> [Record excerpts]:
========================

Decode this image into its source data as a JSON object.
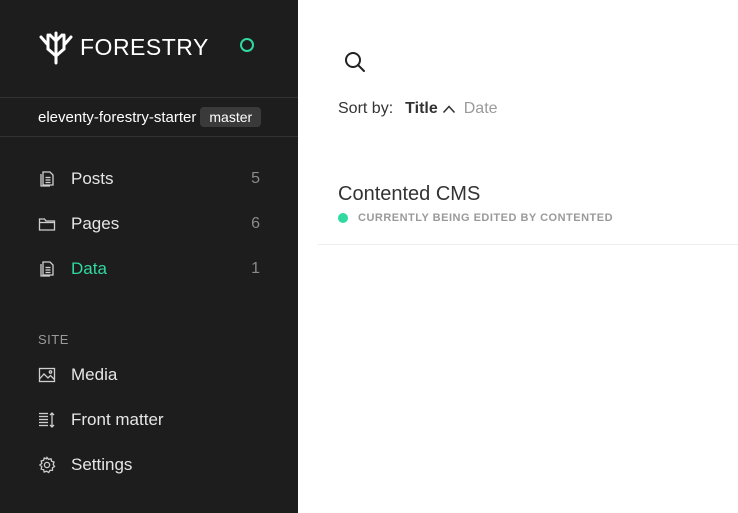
{
  "app": {
    "brand": "FORESTRY",
    "accent_color": "#2fd9a0",
    "status_icon": "status-ring-icon"
  },
  "repo": {
    "name": "eleventy-forestry-starter",
    "branch": "master"
  },
  "sidebar": {
    "content_items": [
      {
        "label": "Posts",
        "count": "5",
        "icon": "documents-icon",
        "active": false
      },
      {
        "label": "Pages",
        "count": "6",
        "icon": "folder-icon",
        "active": false
      },
      {
        "label": "Data",
        "count": "1",
        "icon": "documents-icon",
        "active": true
      }
    ],
    "site_section_label": "SITE",
    "site_items": [
      {
        "label": "Media",
        "icon": "image-icon"
      },
      {
        "label": "Front matter",
        "icon": "front-matter-icon"
      },
      {
        "label": "Settings",
        "icon": "gear-icon"
      }
    ]
  },
  "main": {
    "search_icon": "search-icon",
    "sort": {
      "label": "Sort by:",
      "options": [
        "Title",
        "Date"
      ],
      "active": "Title",
      "direction": "ascending"
    },
    "documents": [
      {
        "title": "Contented CMS",
        "status": "CURRENTLY BEING EDITED BY CONTENTED"
      }
    ]
  }
}
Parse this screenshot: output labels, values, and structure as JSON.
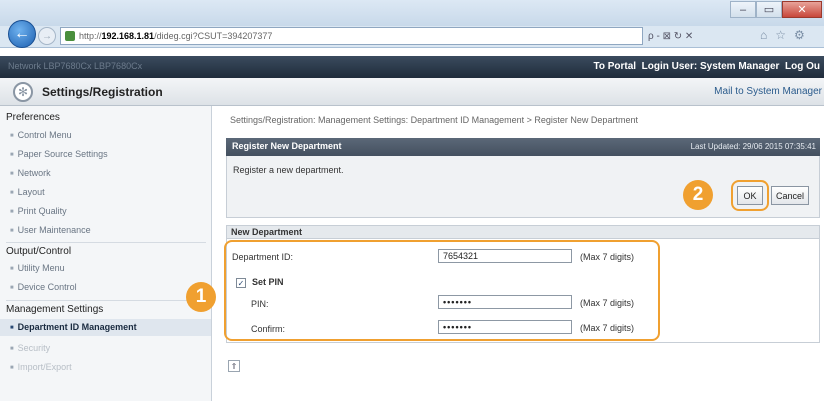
{
  "browser": {
    "url_prefix": "http://",
    "url_host": "192.168.1.81",
    "url_path": "/dideg.cgi?CSUT=394207377",
    "addr_tools": "ρ - ⊠ ↻ ✕"
  },
  "app_header": {
    "left_text": "Network  LBP7680Cx  LBP7680Cx",
    "portal": "To Portal",
    "login_user": "Login User: System Manager",
    "logout": "Log Ou"
  },
  "settings_bar": {
    "title": "Settings/Registration",
    "mail": "Mail to System Manager"
  },
  "sidebar": {
    "preferences": "Preferences",
    "control_menu": "Control Menu",
    "paper_source": "Paper Source Settings",
    "network": "Network",
    "layout": "Layout",
    "print_quality": "Print Quality",
    "user_maintenance": "User Maintenance",
    "output_control": "Output/Control",
    "utility_menu": "Utility Menu",
    "device_control": "Device Control",
    "management_settings": "Management Settings",
    "dept_id_mgmt": "Department ID Management",
    "security": "Security",
    "import_export": "Import/Export"
  },
  "breadcrumb": "Settings/Registration: Management Settings: Department ID Management > Register New Department",
  "register_panel": {
    "title": "Register New Department",
    "last_updated": "Last Updated: 29/06 2015 07:35:41",
    "message": "Register a new department.",
    "ok": "OK",
    "cancel": "Cancel"
  },
  "new_dept": {
    "title": "New Department",
    "dept_id_label": "Department ID:",
    "dept_id_value": "7654321",
    "dept_id_hint": "(Max 7 digits)",
    "set_pin_label": "Set PIN",
    "pin_label": "PIN:",
    "pin_value": "•••••••",
    "pin_hint": "(Max 7 digits)",
    "confirm_label": "Confirm:",
    "confirm_value": "•••••••",
    "confirm_hint": "(Max 7 digits)"
  },
  "callouts": {
    "one": "1",
    "two": "2"
  },
  "colors": {
    "accent": "#f0a030",
    "header_dark": "#44505f",
    "link": "#2a5b8c"
  }
}
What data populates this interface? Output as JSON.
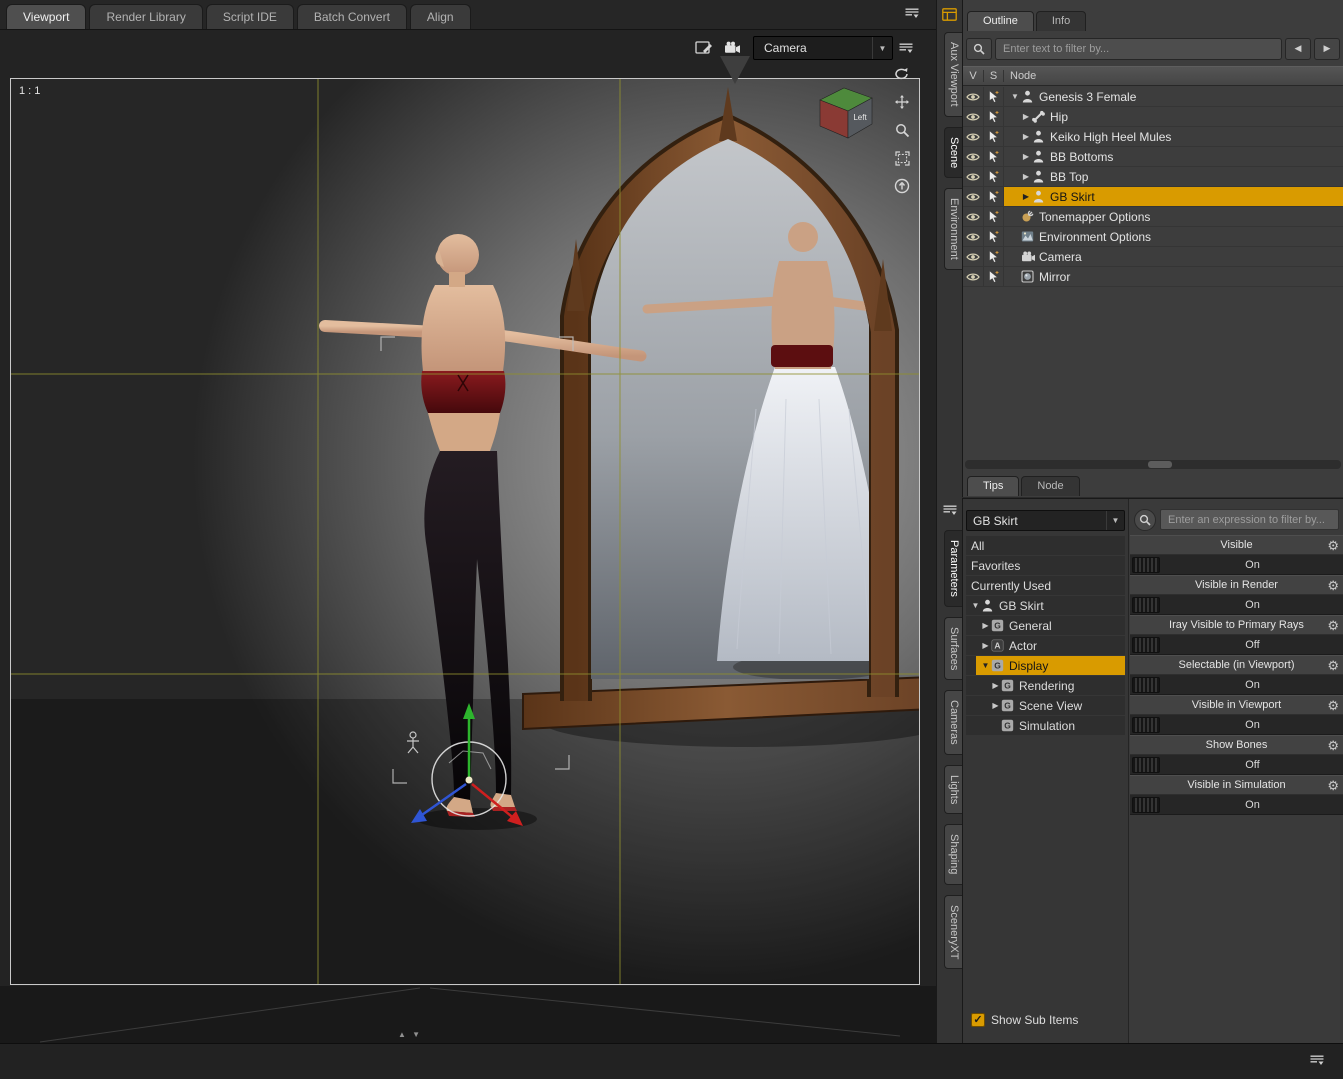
{
  "colors": {
    "accent": "#d99b00",
    "panel_bg": "#3d3d3d",
    "guide_yellow": "#8f8f2e",
    "selection_text": "#141414"
  },
  "top_tabs": [
    {
      "label": "Viewport",
      "active": true
    },
    {
      "label": "Render Library",
      "active": false
    },
    {
      "label": "Script IDE",
      "active": false
    },
    {
      "label": "Batch Convert",
      "active": false
    },
    {
      "label": "Align",
      "active": false
    }
  ],
  "viewport": {
    "ratio_label": "1 : 1",
    "camera_selected": "Camera",
    "cube_label": "Left"
  },
  "side_tabs_top": [
    {
      "label": "Aux Viewport",
      "active": false
    },
    {
      "label": "Scene",
      "active": true
    },
    {
      "label": "Environment",
      "active": false
    }
  ],
  "side_tabs_bottom": [
    {
      "label": "Parameters",
      "active": true
    },
    {
      "label": "Surfaces",
      "active": false
    },
    {
      "label": "Cameras",
      "active": false
    },
    {
      "label": "Lights",
      "active": false
    },
    {
      "label": "Shaping",
      "active": false
    },
    {
      "label": "SceneryXT",
      "active": false
    }
  ],
  "outline": {
    "tabs": [
      "Outline",
      "Info"
    ],
    "filter_placeholder": "Enter text to filter by...",
    "columns": [
      "V",
      "S",
      "Node"
    ],
    "rows": [
      {
        "label": "Genesis 3 Female",
        "icon": "figure",
        "expander": "down",
        "indent": 0,
        "selected": false
      },
      {
        "label": "Hip",
        "icon": "bone",
        "expander": "right",
        "indent": 1,
        "selected": false
      },
      {
        "label": "Keiko High Heel Mules",
        "icon": "figure",
        "expander": "right",
        "indent": 1,
        "selected": false
      },
      {
        "label": "BB Bottoms",
        "icon": "figure",
        "expander": "right",
        "indent": 1,
        "selected": false
      },
      {
        "label": "BB Top",
        "icon": "figure",
        "expander": "right",
        "indent": 1,
        "selected": false
      },
      {
        "label": "GB Skirt",
        "icon": "figure",
        "expander": "right",
        "indent": 1,
        "selected": true
      },
      {
        "label": "Tonemapper Options",
        "icon": "tonemapper",
        "expander": "",
        "indent": 0,
        "selected": false
      },
      {
        "label": "Environment Options",
        "icon": "environment",
        "expander": "",
        "indent": 0,
        "selected": false
      },
      {
        "label": "Camera",
        "icon": "camera",
        "expander": "",
        "indent": 0,
        "selected": false
      },
      {
        "label": "Mirror",
        "icon": "mirror",
        "expander": "",
        "indent": 0,
        "selected": false
      }
    ],
    "bottom_tabs": [
      "Tips",
      "Node"
    ]
  },
  "params": {
    "scope_dropdown": "GB Skirt",
    "list_items": [
      "All",
      "Favorites",
      "Currently Used"
    ],
    "tree": [
      {
        "label": "GB Skirt",
        "icon": "figure",
        "expander": "down",
        "indent": 0,
        "selected": false
      },
      {
        "label": "General",
        "icon": "gbox",
        "expander": "right",
        "indent": 1,
        "selected": false
      },
      {
        "label": "Actor",
        "icon": "abox",
        "expander": "right",
        "indent": 1,
        "selected": false
      },
      {
        "label": "Display",
        "icon": "gbox",
        "expander": "down",
        "indent": 1,
        "selected": true
      },
      {
        "label": "Rendering",
        "icon": "gbox",
        "expander": "right",
        "indent": 2,
        "selected": false
      },
      {
        "label": "Scene View",
        "icon": "gbox",
        "expander": "right",
        "indent": 2,
        "selected": false
      },
      {
        "label": "Simulation",
        "icon": "gbox",
        "expander": "",
        "indent": 2,
        "selected": false
      }
    ],
    "show_sub_items_label": "Show Sub Items",
    "filter_placeholder": "Enter an expression to filter by...",
    "properties": [
      {
        "label": "Visible",
        "value": "On"
      },
      {
        "label": "Visible in Render",
        "value": "On"
      },
      {
        "label": "Iray Visible to Primary Rays",
        "value": "Off"
      },
      {
        "label": "Selectable (in Viewport)",
        "value": "On"
      },
      {
        "label": "Visible in Viewport",
        "value": "On"
      },
      {
        "label": "Show Bones",
        "value": "Off"
      },
      {
        "label": "Visible in Simulation",
        "value": "On"
      }
    ]
  },
  "icons_glyphs": {
    "expander_down": "▼",
    "expander_right": "▶",
    "dropdown_arrow": "▼",
    "gear": "⚙",
    "check": "✓",
    "prev_arrow": "◀",
    "next_arrow": "▶",
    "splitter": "▲ ▼"
  }
}
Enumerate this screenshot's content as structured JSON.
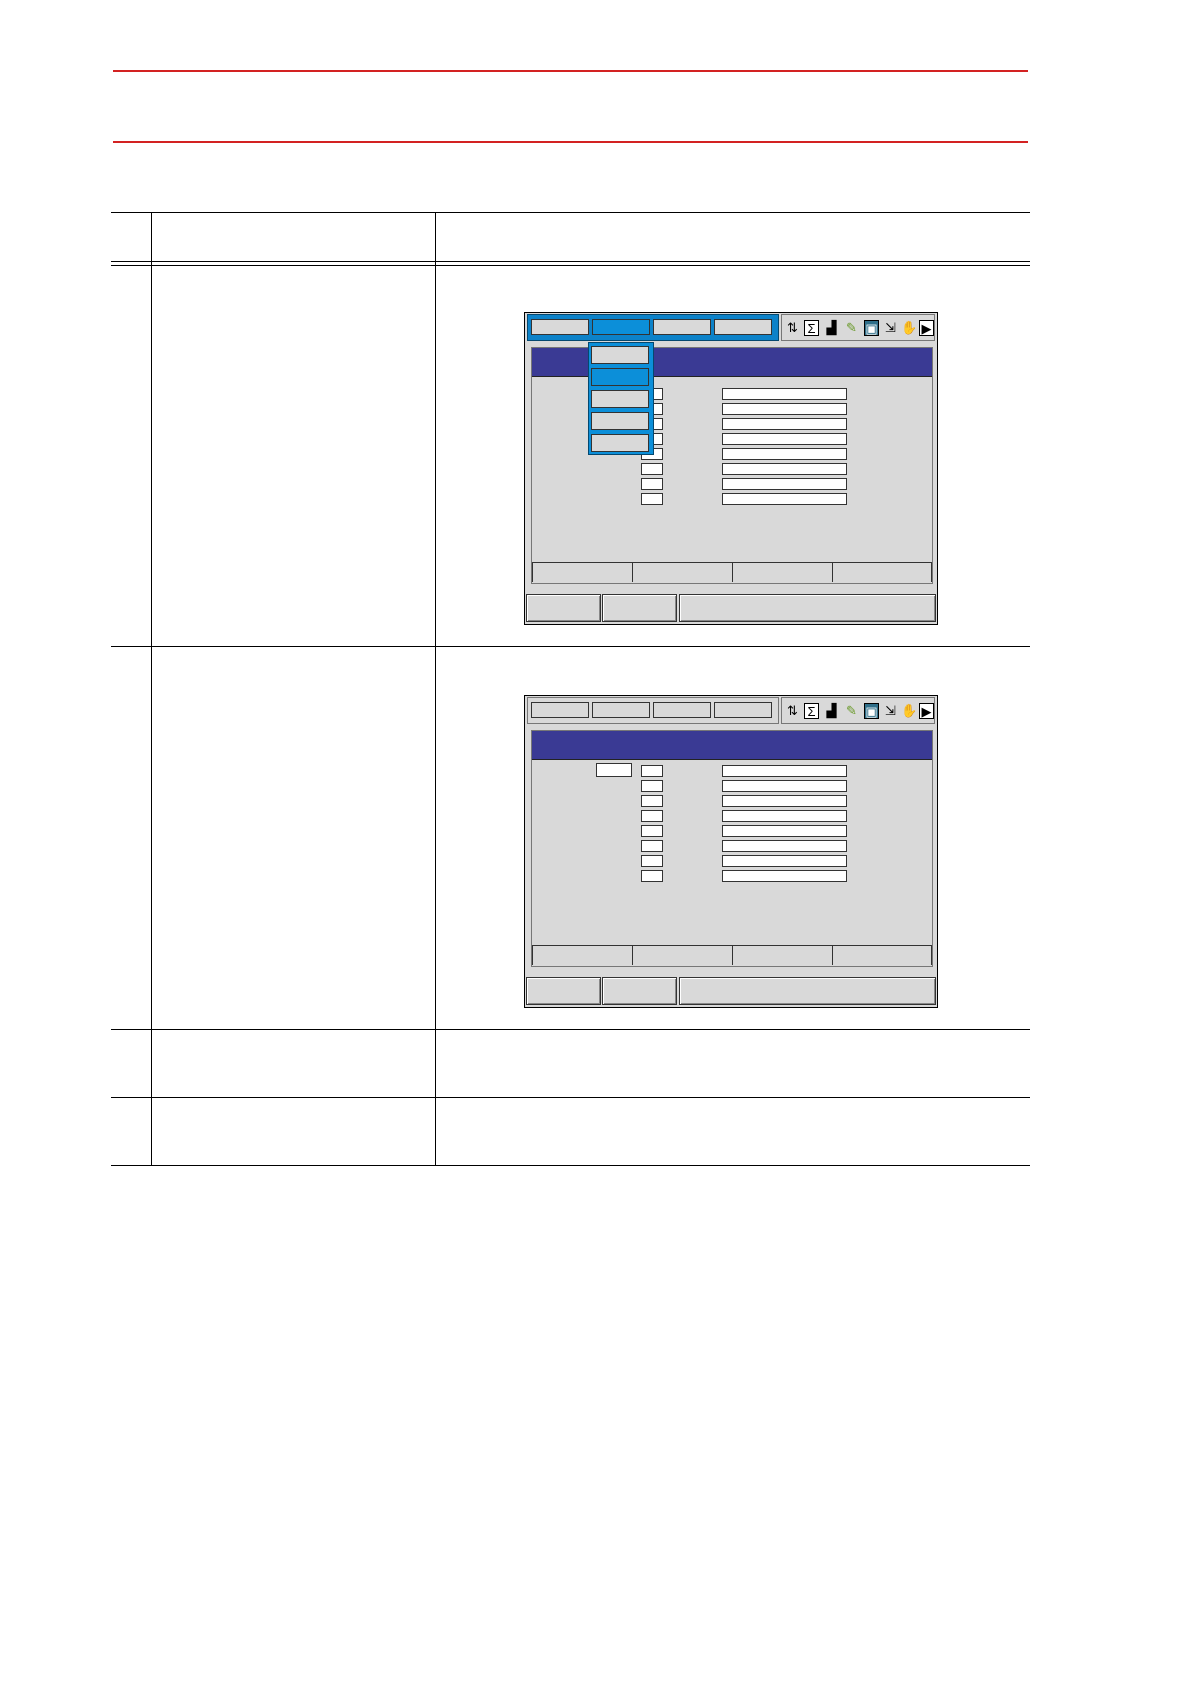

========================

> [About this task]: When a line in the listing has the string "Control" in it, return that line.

> [Result for this exercise]:
    "control_menu": "Control Menu",
    "output_control": "Output/Control",
    "device_control": "Device Control",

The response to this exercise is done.